• Information

'''

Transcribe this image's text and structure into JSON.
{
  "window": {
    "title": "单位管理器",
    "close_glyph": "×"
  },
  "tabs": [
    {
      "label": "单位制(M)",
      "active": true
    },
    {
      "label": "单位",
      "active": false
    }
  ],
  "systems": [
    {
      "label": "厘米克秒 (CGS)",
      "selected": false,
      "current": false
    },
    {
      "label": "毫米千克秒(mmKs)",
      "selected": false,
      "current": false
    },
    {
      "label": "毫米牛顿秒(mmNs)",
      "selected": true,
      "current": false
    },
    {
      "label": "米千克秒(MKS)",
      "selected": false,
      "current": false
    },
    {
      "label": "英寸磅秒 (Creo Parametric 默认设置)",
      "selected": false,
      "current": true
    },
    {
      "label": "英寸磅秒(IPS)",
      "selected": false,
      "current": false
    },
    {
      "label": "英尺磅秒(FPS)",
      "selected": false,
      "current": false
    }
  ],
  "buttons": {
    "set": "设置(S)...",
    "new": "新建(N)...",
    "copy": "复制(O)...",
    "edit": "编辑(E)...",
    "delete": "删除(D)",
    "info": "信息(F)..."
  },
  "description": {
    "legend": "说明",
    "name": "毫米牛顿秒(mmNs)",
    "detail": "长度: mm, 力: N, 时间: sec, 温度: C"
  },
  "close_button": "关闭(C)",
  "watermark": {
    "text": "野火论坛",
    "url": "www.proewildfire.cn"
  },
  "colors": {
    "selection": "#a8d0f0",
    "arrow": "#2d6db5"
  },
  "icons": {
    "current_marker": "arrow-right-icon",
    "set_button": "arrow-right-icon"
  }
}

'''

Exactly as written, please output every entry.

• Response area
Transcribe this image's text and structure into JSON.
{
  "window": {
    "title": "单位管理器",
    "close_glyph": "×"
  },
  "tabs": [
    {
      "label": "单位制(M)",
      "active": true
    },
    {
      "label": "单位",
      "active": false
    }
  ],
  "systems": [
    {
      "label": "厘米克秒 (CGS)",
      "selected": false,
      "current": false
    },
    {
      "label": "毫米千克秒(mmKs)",
      "selected": false,
      "current": false
    },
    {
      "label": "毫米牛顿秒(mmNs)",
      "selected": true,
      "current": false
    },
    {
      "label": "米千克秒(MKS)",
      "selected": false,
      "current": false
    },
    {
      "label": "英寸磅秒 (Creo Parametric 默认设置)",
      "selected": false,
      "current": true
    },
    {
      "label": "英寸磅秒(IPS)",
      "selected": false,
      "current": false
    },
    {
      "label": "英尺磅秒(FPS)",
      "selected": false,
      "current": false
    }
  ],
  "buttons": {
    "set": "设置(S)...",
    "new": "新建(N)...",
    "copy": "复制(O)...",
    "edit": "编辑(E)...",
    "delete": "删除(D)",
    "info": "信息(F)..."
  },
  "description": {
    "legend": "说明",
    "name": "毫米牛顿秒(mmNs)",
    "detail": "长度: mm, 力: N, 时间: sec, 温度: C"
  },
  "close_button": "关闭(C)",
  "watermark": {
    "text": "野火论坛",
    "url": "www.proewildfire.cn"
  },
  "colors": {
    "selection": "#a8d0f0",
    "arrow": "#2d6db5"
  },
  "icons": {
    "current_marker": "arrow-right-icon",
    "set_button": "arrow-right-icon"
  }
}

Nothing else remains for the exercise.